So my question is, where exactly does a MAC address come into play during a packet transfer?Where indeed? What is the specific function of the MAC address? The Answer SuperUser contributor Werner Henze offers some insight into the function of the MAC address: What are MAC addresses used for? MAC addresses are the low level basics that make your ethernet based network work.. If Mac programs list x x x x is in the same network, then the destination IP can be reached directly, otherwise the packet needs to be sent to the configured router.. 1 4 Data Type Labels VICAR uses system label items to keep track of the machine type the file (both image and binary label) was written on.

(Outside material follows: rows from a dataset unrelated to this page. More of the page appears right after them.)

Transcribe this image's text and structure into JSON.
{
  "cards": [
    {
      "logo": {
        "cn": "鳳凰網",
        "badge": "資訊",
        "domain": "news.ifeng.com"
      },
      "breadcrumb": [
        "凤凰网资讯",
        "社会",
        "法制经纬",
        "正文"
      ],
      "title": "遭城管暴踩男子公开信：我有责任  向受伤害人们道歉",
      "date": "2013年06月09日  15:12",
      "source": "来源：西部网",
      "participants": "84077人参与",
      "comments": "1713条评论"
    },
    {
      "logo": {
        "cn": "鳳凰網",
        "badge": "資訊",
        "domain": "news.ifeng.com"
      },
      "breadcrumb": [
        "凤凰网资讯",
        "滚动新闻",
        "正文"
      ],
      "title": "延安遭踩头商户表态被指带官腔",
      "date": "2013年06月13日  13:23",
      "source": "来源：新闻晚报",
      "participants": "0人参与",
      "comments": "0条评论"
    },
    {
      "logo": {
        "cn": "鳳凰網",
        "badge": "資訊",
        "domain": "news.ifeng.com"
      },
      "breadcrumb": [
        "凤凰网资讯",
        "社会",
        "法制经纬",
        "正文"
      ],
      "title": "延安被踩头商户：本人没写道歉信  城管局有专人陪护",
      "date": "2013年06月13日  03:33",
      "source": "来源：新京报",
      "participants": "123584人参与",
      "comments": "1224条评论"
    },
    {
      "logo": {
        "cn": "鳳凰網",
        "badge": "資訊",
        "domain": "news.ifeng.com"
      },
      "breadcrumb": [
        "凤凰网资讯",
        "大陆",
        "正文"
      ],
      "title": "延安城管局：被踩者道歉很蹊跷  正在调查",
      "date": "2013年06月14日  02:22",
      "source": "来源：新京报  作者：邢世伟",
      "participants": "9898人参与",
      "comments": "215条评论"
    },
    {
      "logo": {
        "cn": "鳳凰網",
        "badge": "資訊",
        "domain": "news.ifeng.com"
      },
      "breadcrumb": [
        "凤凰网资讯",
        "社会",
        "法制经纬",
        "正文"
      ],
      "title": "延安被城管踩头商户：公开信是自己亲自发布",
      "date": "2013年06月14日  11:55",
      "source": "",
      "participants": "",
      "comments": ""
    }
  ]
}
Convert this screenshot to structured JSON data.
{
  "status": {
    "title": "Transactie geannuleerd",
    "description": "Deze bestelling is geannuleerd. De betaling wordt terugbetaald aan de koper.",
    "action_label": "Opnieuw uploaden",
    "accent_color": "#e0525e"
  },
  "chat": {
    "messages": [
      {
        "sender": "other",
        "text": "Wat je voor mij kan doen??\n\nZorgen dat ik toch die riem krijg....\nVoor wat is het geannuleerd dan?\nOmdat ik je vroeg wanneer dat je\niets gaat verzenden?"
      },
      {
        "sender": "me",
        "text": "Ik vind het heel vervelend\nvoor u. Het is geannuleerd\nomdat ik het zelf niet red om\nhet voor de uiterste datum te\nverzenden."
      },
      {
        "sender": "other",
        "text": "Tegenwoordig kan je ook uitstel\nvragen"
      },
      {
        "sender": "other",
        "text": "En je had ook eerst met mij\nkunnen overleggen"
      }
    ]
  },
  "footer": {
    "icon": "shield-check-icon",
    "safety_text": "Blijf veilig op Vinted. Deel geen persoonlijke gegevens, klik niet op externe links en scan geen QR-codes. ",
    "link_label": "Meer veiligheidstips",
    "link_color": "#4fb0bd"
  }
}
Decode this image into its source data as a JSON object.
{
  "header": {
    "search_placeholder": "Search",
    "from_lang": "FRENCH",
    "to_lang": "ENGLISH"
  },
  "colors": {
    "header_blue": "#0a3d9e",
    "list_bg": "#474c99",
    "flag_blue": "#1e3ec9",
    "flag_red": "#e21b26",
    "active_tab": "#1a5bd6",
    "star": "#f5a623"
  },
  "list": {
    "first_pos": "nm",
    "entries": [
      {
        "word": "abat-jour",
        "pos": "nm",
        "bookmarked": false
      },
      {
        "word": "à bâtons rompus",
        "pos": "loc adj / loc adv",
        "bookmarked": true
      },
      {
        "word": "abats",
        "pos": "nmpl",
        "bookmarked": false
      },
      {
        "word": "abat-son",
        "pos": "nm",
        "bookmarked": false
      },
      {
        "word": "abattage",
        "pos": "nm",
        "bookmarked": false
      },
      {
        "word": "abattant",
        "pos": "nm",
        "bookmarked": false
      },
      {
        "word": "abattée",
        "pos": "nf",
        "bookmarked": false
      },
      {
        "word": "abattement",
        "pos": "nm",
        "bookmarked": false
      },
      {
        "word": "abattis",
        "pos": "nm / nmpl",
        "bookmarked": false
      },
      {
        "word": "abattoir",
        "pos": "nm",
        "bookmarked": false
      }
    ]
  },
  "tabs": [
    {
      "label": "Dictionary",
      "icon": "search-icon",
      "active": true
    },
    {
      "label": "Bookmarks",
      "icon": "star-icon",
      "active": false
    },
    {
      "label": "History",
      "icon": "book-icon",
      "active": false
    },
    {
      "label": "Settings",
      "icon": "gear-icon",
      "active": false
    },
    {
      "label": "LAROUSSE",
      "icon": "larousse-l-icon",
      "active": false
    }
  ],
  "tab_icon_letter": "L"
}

Since ethernet uses MAC addresses, the sender needs to get the MAC address of the next hop.
y y y will respond with a packet “It’s me ” The asking device receives the answer and now knows that the source MAC address is the right MAC address to use.. y y y?” All devices receive that packet, but only the one with the IP address y.. x x x, then the first check is if the destination address is in the same IP network as the computer itself. Emulator Pc Games For Mac
The Question SuperUser reader Vishnu Vivek is curious about MAC addresses and their function: I understand that IP addresses are hierarchical, so that routers throughout the internet know which direction to forward a packet.. Another protocol for example would be IPX When your computer wants to send a packet to some IP address x.. Once the sender has retrieved the MAC address of the next hop, he writes that target MAC address into the packet and sends the packet.. If the addresses match, the packet is processed, otherwise it is discarded There are special MAC addresses, one for example is ff:ff:ff:ff:ff:ff, which is the broadcast address and addresses every network adapter in the network.. How do IP addresses and MAC addresses work together? IP is a protocol that is used on a layer above ethernet.. Up to now things seem to have gotten worse, because now we have two IP addresses: one is the original IP packet’s target address, the other is the IP of the device to which we should send the packet (the next hop, either the final destination or the router).. Of course the result will be cached, so the device does not need to resolve the MAC address every time.. There is a special protocol ARP (address resolution protocol) that is used for that. 518b7cbc7d